Not true, it's amazing how this crap starts with no basis in fact then spreads all over the forums like wildfire. Looking in my log, my last set of glowplugs had 11 years and 84,200 miles on them and were still working fine when I changed them. And I've never touched my relay or controller since I bought the truck new in '91. In the 249,000 miles on it I've gone through 2 or 3 sets of glowplugs.I have read that only replacing the GP without a new relay will shorten GP life.
Ok, good to know you agree with LMJD on glow plugs not shortening their life if I choose not to do the relay/controller right now. What do know of the quality/longevity of the Diesel Rx GPR/Controller? BTW, as mention I am a 7.3 guy too, just not a mechanic and havent wrenched on them recently as I getting ready to do now.I am a 7.3 guy so take my advice with a grain of salt. I have not heard of a relay affecting glow plug life. I would suspect that as a relay starts to fail people blame the glow plugs because the relay is kind of working but not really moving the current as needed. If you plan on a new relay anyway it is nice to have it in while you are doing the rest of the work. I would not buy backup glow plugs until needed.

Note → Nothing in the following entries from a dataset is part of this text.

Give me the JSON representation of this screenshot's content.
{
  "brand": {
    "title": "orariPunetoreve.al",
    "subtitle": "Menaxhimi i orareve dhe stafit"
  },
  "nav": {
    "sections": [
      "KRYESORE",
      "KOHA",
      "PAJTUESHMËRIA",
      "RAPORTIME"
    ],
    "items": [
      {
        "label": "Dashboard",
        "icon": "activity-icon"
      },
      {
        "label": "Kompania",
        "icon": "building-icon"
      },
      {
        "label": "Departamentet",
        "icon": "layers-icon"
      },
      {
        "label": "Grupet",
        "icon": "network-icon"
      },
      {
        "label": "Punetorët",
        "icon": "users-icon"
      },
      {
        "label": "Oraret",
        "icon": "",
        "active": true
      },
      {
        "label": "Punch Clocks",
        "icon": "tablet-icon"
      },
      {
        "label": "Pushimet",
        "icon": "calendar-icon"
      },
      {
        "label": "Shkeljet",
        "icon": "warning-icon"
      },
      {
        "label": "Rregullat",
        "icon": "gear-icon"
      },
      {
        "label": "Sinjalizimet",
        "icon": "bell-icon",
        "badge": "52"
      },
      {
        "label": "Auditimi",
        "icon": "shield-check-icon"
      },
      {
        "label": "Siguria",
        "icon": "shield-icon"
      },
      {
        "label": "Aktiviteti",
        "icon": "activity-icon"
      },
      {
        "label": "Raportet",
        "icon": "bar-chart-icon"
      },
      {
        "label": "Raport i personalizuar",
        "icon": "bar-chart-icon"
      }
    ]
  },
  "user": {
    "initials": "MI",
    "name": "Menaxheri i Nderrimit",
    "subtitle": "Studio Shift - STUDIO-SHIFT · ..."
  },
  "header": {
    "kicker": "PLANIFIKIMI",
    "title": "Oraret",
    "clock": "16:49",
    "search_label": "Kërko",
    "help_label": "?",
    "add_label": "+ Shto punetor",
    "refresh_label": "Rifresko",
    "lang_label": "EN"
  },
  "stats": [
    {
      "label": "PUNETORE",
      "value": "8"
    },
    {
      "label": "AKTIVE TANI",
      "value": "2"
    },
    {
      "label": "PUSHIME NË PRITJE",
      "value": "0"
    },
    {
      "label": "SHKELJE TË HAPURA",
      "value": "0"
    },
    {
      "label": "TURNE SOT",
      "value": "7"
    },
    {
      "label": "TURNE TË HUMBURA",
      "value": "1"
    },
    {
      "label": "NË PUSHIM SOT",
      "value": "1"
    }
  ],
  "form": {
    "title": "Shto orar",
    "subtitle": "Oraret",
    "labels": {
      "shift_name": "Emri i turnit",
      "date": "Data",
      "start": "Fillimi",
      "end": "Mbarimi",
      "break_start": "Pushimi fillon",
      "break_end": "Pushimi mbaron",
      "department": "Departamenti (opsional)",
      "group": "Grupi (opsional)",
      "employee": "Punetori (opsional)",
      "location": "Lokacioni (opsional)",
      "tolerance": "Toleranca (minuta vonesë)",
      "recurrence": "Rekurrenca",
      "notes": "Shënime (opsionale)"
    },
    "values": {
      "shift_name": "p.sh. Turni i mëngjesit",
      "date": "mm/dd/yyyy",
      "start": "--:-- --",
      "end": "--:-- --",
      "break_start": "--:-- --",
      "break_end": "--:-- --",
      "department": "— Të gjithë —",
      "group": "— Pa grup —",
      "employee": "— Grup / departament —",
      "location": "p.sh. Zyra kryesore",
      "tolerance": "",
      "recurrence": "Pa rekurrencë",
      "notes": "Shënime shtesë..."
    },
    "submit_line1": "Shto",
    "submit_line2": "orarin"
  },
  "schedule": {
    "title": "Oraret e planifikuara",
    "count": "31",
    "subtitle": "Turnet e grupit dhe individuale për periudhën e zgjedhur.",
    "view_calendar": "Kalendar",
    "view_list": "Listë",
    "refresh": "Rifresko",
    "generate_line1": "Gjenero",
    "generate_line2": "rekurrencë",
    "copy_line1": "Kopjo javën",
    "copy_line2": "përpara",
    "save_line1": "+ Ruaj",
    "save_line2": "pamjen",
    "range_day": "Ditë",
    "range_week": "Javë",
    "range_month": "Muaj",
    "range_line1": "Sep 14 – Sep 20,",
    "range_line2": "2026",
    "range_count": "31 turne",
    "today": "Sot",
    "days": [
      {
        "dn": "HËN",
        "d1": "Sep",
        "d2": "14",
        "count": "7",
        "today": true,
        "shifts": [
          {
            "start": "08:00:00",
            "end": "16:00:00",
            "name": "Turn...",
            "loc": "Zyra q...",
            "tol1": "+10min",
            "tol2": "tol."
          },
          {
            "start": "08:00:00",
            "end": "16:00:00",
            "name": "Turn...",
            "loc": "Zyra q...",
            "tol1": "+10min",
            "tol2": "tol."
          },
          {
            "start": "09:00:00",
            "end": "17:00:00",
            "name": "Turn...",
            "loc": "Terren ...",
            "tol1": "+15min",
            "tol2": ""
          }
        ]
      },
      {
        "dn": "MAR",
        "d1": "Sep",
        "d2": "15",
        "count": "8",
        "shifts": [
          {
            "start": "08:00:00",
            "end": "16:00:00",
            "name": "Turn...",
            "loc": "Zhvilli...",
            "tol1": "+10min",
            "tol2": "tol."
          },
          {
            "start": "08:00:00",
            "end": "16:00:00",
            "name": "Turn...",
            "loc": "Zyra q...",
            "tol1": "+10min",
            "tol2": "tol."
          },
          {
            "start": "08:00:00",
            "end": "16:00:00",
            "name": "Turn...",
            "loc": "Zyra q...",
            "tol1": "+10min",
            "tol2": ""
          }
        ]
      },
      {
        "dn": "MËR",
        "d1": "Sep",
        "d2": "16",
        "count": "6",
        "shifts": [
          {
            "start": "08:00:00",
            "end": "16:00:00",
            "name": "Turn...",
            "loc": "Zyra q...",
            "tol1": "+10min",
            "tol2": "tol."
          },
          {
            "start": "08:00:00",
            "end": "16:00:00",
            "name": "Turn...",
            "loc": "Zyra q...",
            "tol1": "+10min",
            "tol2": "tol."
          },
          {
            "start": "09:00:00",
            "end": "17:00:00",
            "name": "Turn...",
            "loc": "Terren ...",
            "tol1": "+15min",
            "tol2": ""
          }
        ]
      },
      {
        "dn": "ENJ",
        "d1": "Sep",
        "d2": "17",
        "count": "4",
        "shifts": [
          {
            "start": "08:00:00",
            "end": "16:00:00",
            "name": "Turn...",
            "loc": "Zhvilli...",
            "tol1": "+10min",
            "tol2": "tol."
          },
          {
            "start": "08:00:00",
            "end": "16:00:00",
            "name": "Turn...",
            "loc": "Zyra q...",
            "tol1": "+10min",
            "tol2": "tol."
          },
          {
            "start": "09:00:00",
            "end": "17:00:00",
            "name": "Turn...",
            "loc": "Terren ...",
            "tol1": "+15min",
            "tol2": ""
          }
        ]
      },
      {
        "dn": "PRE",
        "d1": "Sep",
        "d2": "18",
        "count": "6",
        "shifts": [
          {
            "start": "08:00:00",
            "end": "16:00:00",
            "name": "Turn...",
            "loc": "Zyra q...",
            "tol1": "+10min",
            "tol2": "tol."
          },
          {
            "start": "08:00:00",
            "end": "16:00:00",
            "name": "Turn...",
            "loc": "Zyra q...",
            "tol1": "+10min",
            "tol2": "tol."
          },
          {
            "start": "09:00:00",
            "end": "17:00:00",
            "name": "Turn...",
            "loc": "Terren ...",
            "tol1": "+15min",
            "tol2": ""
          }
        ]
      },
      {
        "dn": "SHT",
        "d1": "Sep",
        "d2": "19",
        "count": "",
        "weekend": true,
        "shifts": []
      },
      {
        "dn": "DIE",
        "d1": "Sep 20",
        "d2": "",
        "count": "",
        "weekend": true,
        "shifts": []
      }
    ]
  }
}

I started this topic because my 94 E350 has 320,000 on it and I;m trying to revive it to get hopefully a little more miles out of the engine hopefully a lot more but, doing all this to make sure I do all i can with the little money I do have so I wont have to take things back apart a second or third time while I have them apart now. Trying to get all the help and advice I can as I have medical troubles and vans or already a PITA to wrench on. Was also considering a new water pump while I have the radiator coming out and was trying to figure out if a fan and fan clutch delete/ hayden dual e-fan was smarter then replacing the old worn out fan clutch that is now on it. To many things on it getting old so am trying to extend its life a little longer hopefully. All help, thoughts, advice is really, sincerely appreciated. THANKS to you all for posting itNot true, it's amazing how this crap starts with no basis in fact then spreads all over the forums like wildfire. Looking in my log, my last set of glowplugs had 11 years and 84,200 miles on them and were still working fine when I changed them. And I've never touched my relay or controller since I bought the truck new in '91. In the 249,000 miles on it I've gone through 2 or 3 sets of glowplugs.
Good advice. I did as you suggested and drained the pan and let sit. No antifreeze. Clear water only. I did a cold flush with fresh diesel fuel after I let the engine completely drain of oil/rainwater. I put 1 gallon of diesel, in oil filler neck and let gravity do the rest. After 2-3hours I pulled the oil drain plug and drained off remaining fuel, sludge, and a 1/8 cup more clear water. I then repeated the diesel fuel cold flush above but this time I let the gallon of diesel fuel sit overnight as a cold engine "diesel flush" to see if I could clean out any more soot/sludge/residual water. Upon draining, I found all water in pan is gone and most all the remaining oil, drained out with the diesel. Then I did a final flush where I put 1 gallon of fresh 15w40 oil thru the engine and let it gravity feed to the oil pan and drained after letting theAfter any engine sits overnight or longer, if there's coolant/water in the oil it will totally and completely separate from the oil and be at the bottom of the pan. Where it came from would be the question. It's true, on pickups rainwater can leak past the hood seal then on to the air cleaner lid past the wing nut rubber washer and into the engine. You ought to be able to determine if the van hood is designed so the same thing applies. If you've still got the drained oil in buckets, let it set, drain off the oil and determine if it's pure water or antifreeze in the bottom of the bucket. If it's antifreeze that would mean head gasket or whatever.
O.P. and others-THE SUSPENSE IS KILLING ME HERE-please come back and let us know how this is turning out-